Please write out each entry below exactly as given.
___ Records shown
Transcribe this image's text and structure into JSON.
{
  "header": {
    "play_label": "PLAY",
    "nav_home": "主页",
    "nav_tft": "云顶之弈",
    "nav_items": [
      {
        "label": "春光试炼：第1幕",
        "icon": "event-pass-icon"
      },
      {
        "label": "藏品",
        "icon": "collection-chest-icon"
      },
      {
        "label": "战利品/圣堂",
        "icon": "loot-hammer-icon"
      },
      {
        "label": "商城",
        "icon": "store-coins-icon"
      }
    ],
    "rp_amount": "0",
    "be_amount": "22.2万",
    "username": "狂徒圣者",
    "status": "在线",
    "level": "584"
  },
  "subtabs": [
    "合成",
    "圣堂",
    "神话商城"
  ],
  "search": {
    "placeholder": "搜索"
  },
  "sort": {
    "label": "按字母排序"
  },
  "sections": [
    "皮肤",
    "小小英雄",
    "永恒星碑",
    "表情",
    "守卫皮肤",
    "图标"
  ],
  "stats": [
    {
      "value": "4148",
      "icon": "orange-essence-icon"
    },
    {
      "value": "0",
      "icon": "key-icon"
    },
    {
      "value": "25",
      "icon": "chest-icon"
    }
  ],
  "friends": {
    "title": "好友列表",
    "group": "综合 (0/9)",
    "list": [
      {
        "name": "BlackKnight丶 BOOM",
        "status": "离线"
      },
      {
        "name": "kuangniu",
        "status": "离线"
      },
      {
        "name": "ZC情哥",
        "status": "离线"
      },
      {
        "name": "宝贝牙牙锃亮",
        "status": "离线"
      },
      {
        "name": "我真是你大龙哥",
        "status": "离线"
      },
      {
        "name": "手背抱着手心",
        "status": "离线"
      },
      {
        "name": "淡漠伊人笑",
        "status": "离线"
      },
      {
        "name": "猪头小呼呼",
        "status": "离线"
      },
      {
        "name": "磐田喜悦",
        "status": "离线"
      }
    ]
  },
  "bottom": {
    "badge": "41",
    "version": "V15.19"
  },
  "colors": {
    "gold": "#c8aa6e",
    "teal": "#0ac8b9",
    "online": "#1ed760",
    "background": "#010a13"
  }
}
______
Your response:
Transcribe this image's text and structure into JSON.
{
  "header": {
    "play_label": "PLAY",
    "nav_home": "主页",
    "nav_tft": "云顶之弈",
    "nav_items": [
      {
        "label": "春光试炼：第1幕",
        "icon": "event-pass-icon"
      },
      {
        "label": "藏品",
        "icon": "collection-chest-icon"
      },
      {
        "label": "战利品/圣堂",
        "icon": "loot-hammer-icon"
      },
      {
        "label": "商城",
        "icon": "store-coins-icon"
      }
    ],
    "rp_amount": "0",
    "be_amount": "22.2万",
    "username": "狂徒圣者",
    "status": "在线",
    "level": "584"
  },
  "subtabs": [
    "合成",
    "圣堂",
    "神话商城"
  ],
  "search": {
    "placeholder": "搜索"
  },
  "sort": {
    "label": "按字母排序"
  },
  "sections": [
    "皮肤",
    "小小英雄",
    "永恒星碑",
    "表情",
    "守卫皮肤",
    "图标"
  ],
  "stats": [
    {
      "value": "4148",
      "icon": "orange-essence-icon"
    },
    {
      "value": "0",
      "icon": "key-icon"
    },
    {
      "value": "25",
      "icon": "chest-icon"
    }
  ],
  "friends": {
    "title": "好友列表",
    "group": "综合 (0/9)",
    "list": [
      {
        "name": "BlackKnight丶 BOOM",
        "status": "离线"
      },
      {
        "name": "kuangniu",
        "status": "离线"
      },
      {
        "name": "ZC情哥",
        "status": "离线"
      },
      {
        "name": "宝贝牙牙锃亮",
        "status": "离线"
      },
      {
        "name": "我真是你大龙哥",
        "status": "离线"
      },
      {
        "name": "手背抱着手心",
        "status": "离线"
      },
      {
        "name": "淡漠伊人笑",
        "status": "离线"
      },
      {
        "name": "猪头小呼呼",
        "status": "离线"
      },
      {
        "name": "磐田喜悦",
        "status": "离线"
      }
    ]
  },
  "bottom": {
    "badge": "41",
    "version": "V15.19"
  },
  "colors": {
    "gold": "#c8aa6e",
    "teal": "#0ac8b9",
    "online": "#1ed760",
    "background": "#010a13"
  }
}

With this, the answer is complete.